Component data from apps and pages

______________________________

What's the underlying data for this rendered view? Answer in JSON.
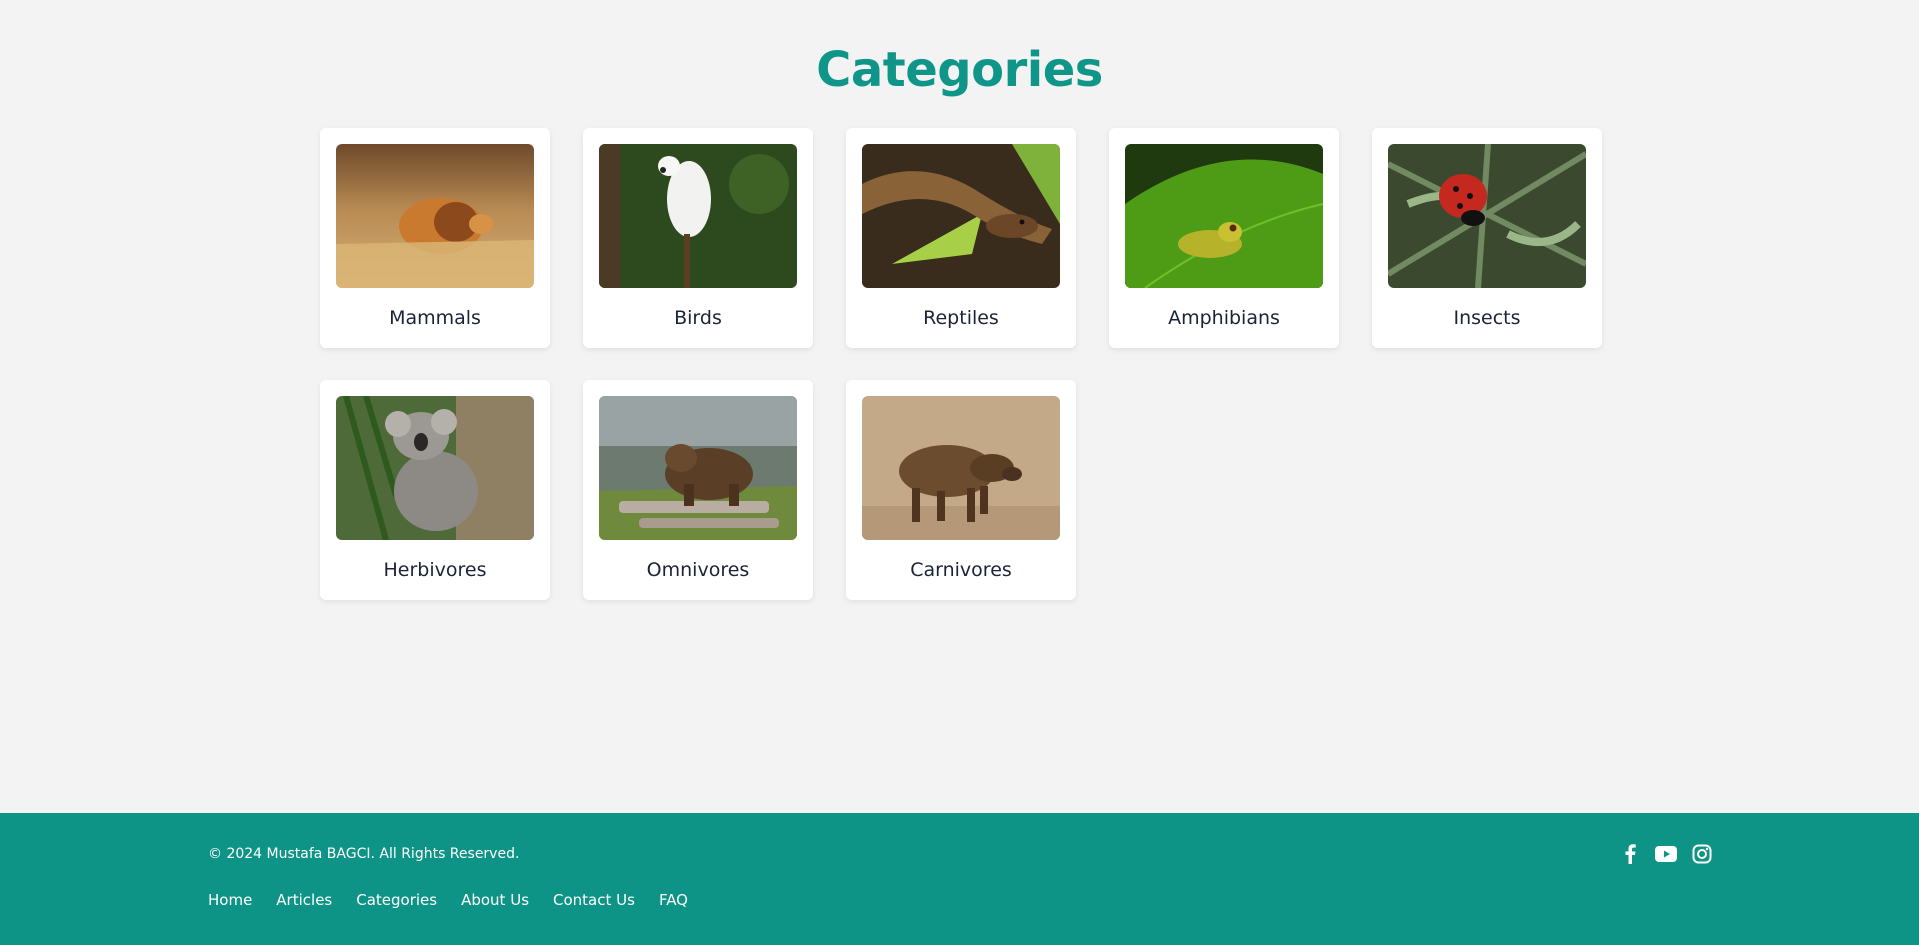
{
  "page": {
    "title": "Categories"
  },
  "categories": [
    {
      "label": "Mammals",
      "image": "lion-photo"
    },
    {
      "label": "Birds",
      "image": "cockatoo-photo"
    },
    {
      "label": "Reptiles",
      "image": "snake-photo"
    },
    {
      "label": "Amphibians",
      "image": "frog-photo"
    },
    {
      "label": "Insects",
      "image": "ladybug-photo"
    },
    {
      "label": "Herbivores",
      "image": "koala-photo"
    },
    {
      "label": "Omnivores",
      "image": "bear-photo"
    },
    {
      "label": "Carnivores",
      "image": "hyena-photo"
    }
  ],
  "footer": {
    "copyright": "© 2024 Mustafa BAGCI. All Rights Reserved.",
    "links": [
      "Home",
      "Articles",
      "Categories",
      "About Us",
      "Contact Us",
      "FAQ"
    ],
    "socials": [
      "facebook-icon",
      "youtube-icon",
      "instagram-icon"
    ]
  },
  "colors": {
    "accent": "#109688",
    "footer_bg": "#0e9486",
    "background": "#f3f3f3"
  }
}
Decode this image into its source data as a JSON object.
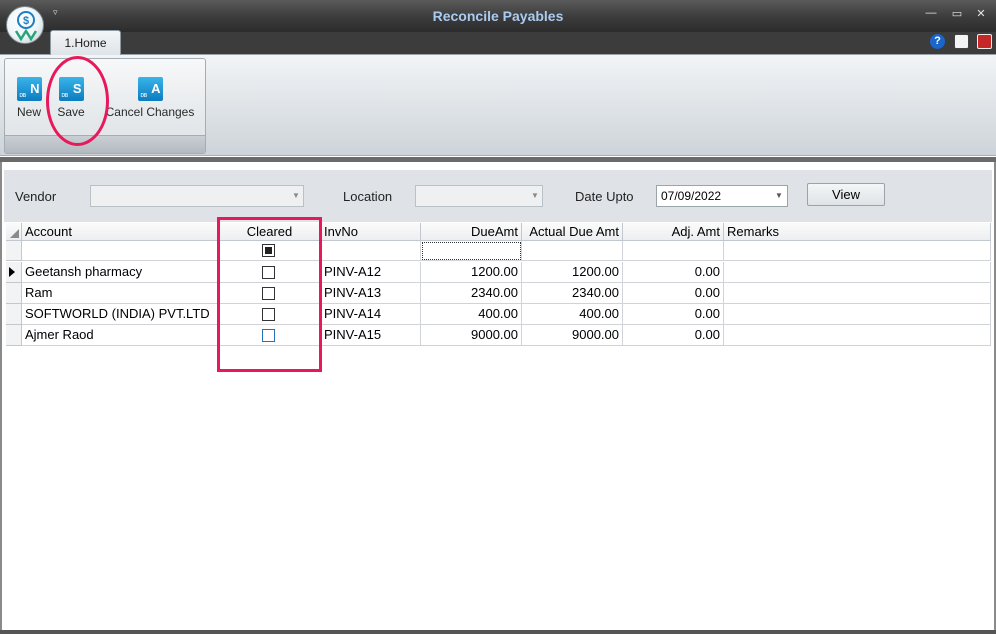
{
  "window": {
    "title": "Reconcile Payables",
    "qat_glyph": "▿",
    "minimize_glyph": "—",
    "maximize_glyph": "▭",
    "close_glyph": "✕"
  },
  "ribbon": {
    "tab_label": "1.Home",
    "buttons": {
      "new": {
        "label": "New",
        "icon_letter": "N"
      },
      "save": {
        "label": "Save",
        "icon_letter": "S"
      },
      "cancel": {
        "label": "Cancel Changes",
        "icon_letter": "A"
      }
    },
    "help_icon": "?"
  },
  "filters": {
    "vendor_label": "Vendor",
    "vendor_value": "",
    "location_label": "Location",
    "location_value": "",
    "date_label": "Date Upto",
    "date_value": "07/09/2022",
    "view_label": "View"
  },
  "grid": {
    "columns": {
      "account": "Account",
      "cleared": "Cleared",
      "invno": "InvNo",
      "dueamt": "DueAmt",
      "actual": "Actual Due Amt",
      "adj": "Adj. Amt",
      "remarks": "Remarks"
    },
    "rows": [
      {
        "account": "Geetansh pharmacy",
        "cleared": false,
        "invno": "PINV-A12",
        "dueamt": "1200.00",
        "actual": "1200.00",
        "adj": "0.00",
        "remarks": ""
      },
      {
        "account": "Ram",
        "cleared": false,
        "invno": "PINV-A13",
        "dueamt": "2340.00",
        "actual": "2340.00",
        "adj": "0.00",
        "remarks": ""
      },
      {
        "account": "SOFTWORLD (INDIA) PVT.LTD",
        "cleared": false,
        "invno": "PINV-A14",
        "dueamt": "400.00",
        "actual": "400.00",
        "adj": "0.00",
        "remarks": ""
      },
      {
        "account": "Ajmer Raod",
        "cleared": false,
        "invno": "PINV-A15",
        "dueamt": "9000.00",
        "actual": "9000.00",
        "adj": "0.00",
        "remarks": ""
      }
    ]
  },
  "colors": {
    "title_text": "#aacbf0",
    "annotation": "#e8195a",
    "ribbon_icon": "#1a8fd2"
  }
}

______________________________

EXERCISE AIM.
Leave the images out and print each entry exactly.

YOUR SOLUTION.
What's the underlying data for this rendered view? Answer in JSON.
{
  "page": {
    "title": "Categories"
  },
  "categories": [
    {
      "label": "Mammals",
      "image": "lion-photo"
    },
    {
      "label": "Birds",
      "image": "cockatoo-photo"
    },
    {
      "label": "Reptiles",
      "image": "snake-photo"
    },
    {
      "label": "Amphibians",
      "image": "frog-photo"
    },
    {
      "label": "Insects",
      "image": "ladybug-photo"
    },
    {
      "label": "Herbivores",
      "image": "koala-photo"
    },
    {
      "label": "Omnivores",
      "image": "bear-photo"
    },
    {
      "label": "Carnivores",
      "image": "hyena-photo"
    }
  ],
  "footer": {
    "copyright": "© 2024 Mustafa BAGCI. All Rights Reserved.",
    "links": [
      "Home",
      "Articles",
      "Categories",
      "About Us",
      "Contact Us",
      "FAQ"
    ],
    "socials": [
      "facebook-icon",
      "youtube-icon",
      "instagram-icon"
    ]
  },
  "colors": {
    "accent": "#109688",
    "footer_bg": "#0e9486",
    "background": "#f3f3f3"
  }
}
Decode this image into its source data as a JSON object.
{
  "window": {
    "title": "Reconcile Payables",
    "qat_glyph": "▿",
    "minimize_glyph": "—",
    "maximize_glyph": "▭",
    "close_glyph": "✕"
  },
  "ribbon": {
    "tab_label": "1.Home",
    "buttons": {
      "new": {
        "label": "New",
        "icon_letter": "N"
      },
      "save": {
        "label": "Save",
        "icon_letter": "S"
      },
      "cancel": {
        "label": "Cancel Changes",
        "icon_letter": "A"
      }
    },
    "help_icon": "?"
  },
  "filters": {
    "vendor_label": "Vendor",
    "vendor_value": "",
    "location_label": "Location",
    "location_value": "",
    "date_label": "Date Upto",
    "date_value": "07/09/2022",
    "view_label": "View"
  },
  "grid": {
    "columns": {
      "account": "Account",
      "cleared": "Cleared",
      "invno": "InvNo",
      "dueamt": "DueAmt",
      "actual": "Actual Due Amt",
      "adj": "Adj. Amt",
      "remarks": "Remarks"
    },
    "rows": [
      {
        "account": "Geetansh pharmacy",
        "cleared": false,
        "invno": "PINV-A12",
        "dueamt": "1200.00",
        "actual": "1200.00",
        "adj": "0.00",
        "remarks": ""
      },
      {
        "account": "Ram",
        "cleared": false,
        "invno": "PINV-A13",
        "dueamt": "2340.00",
        "actual": "2340.00",
        "adj": "0.00",
        "remarks": ""
      },
      {
        "account": "SOFTWORLD (INDIA) PVT.LTD",
        "cleared": false,
        "invno": "PINV-A14",
        "dueamt": "400.00",
        "actual": "400.00",
        "adj": "0.00",
        "remarks": ""
      },
      {
        "account": "Ajmer Raod",
        "cleared": false,
        "invno": "PINV-A15",
        "dueamt": "9000.00",
        "actual": "9000.00",
        "adj": "0.00",
        "remarks": ""
      }
    ]
  },
  "colors": {
    "title_text": "#aacbf0",
    "annotation": "#e8195a",
    "ribbon_icon": "#1a8fd2"
  }
}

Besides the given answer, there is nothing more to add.